Day three was all about the Col de la Croix Fry, an another Tour de France veteran, and what the French call a hors categorie climb – in other words tough beyond description. Actually, it was hard: 11kms of gradients between 3 and 15 percent (averaging at just over 7 percent), but using the aforementioned technique, perfectly manageable. Dreaming of stuffing my face with my personal favourite CNP lemon meringue pie energy bar, I managed to haul myself up in just under 50 minutes. Winner of this year’s Alpine Challenge Felix Barker (pictured below) managed to sprint up in 35 minutes, setting a new Strava record in the process.
In hindsight it was well worth pushing myself to ride in group one. I’m sure the riding in the slower groups was of a high standard but I’ve never ridden with such a smooth, frankly classy bunch of cyclists. I can’t think of one time in the whole three-day, 340km adventure where I felt uncomfortable with anyone’s riding and, despite the undoubted competitive tension towards the front of the group, there was a real sense of camaraderie and appreciation of our shared efforts. There was consistent friendly chat, or at least a nod and a friendly grimace on the harder sections, as well as a willingness to share time in the wind and work together that I hadn’t anticipated at the sharp end of the field.

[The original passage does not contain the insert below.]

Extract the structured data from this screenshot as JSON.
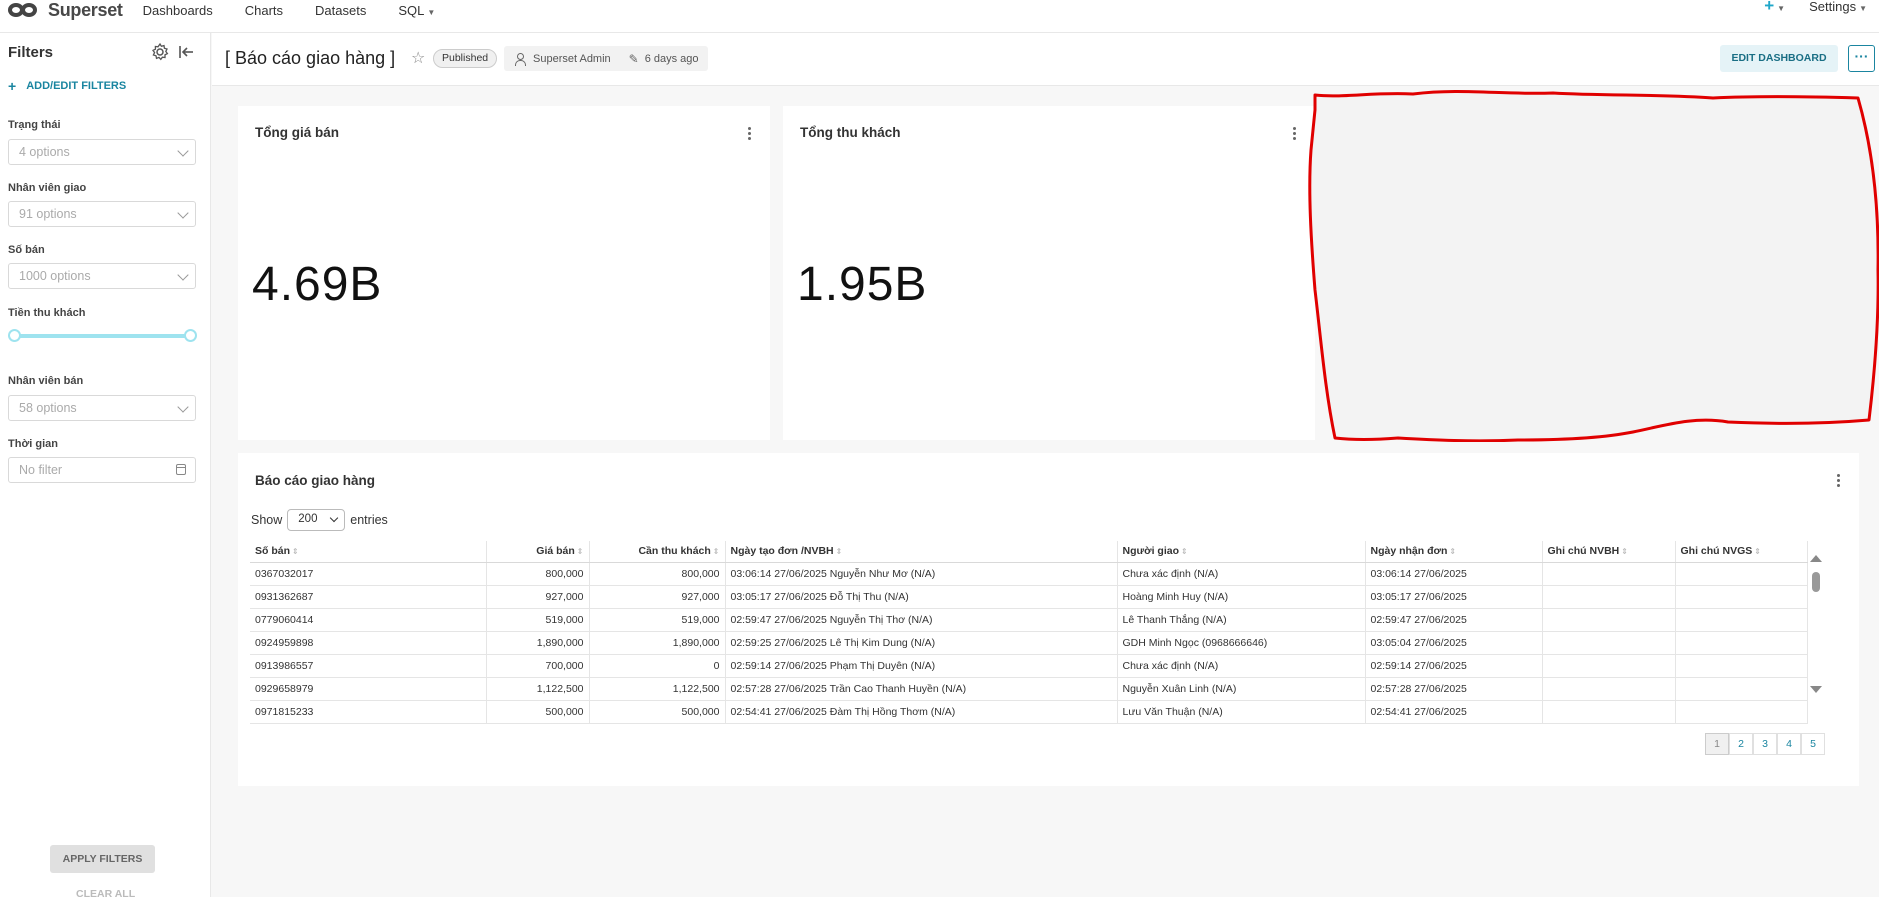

As we cruised as a peloton at 40kph back towards Annecy on the final afternoon, Skoda out front, motos swarming protectively around us, French drivers politely waiting our passage and pedestrians cheering, it was hard not to drift off into fantasies of riding the Tour…but after all that’s what the organisers wanted us to do.
Next year though, please can we have a helicopter flying over us too?
Richard Schofield, Cycling Plus Magazine
This entry was posted on Monday, September 16th, 2013 at 4:32 am and is filed under Blog, Cycling Plus. You can follow any responses to this entry through the RSS 2.0 feed. Both comments and pings are currently closed.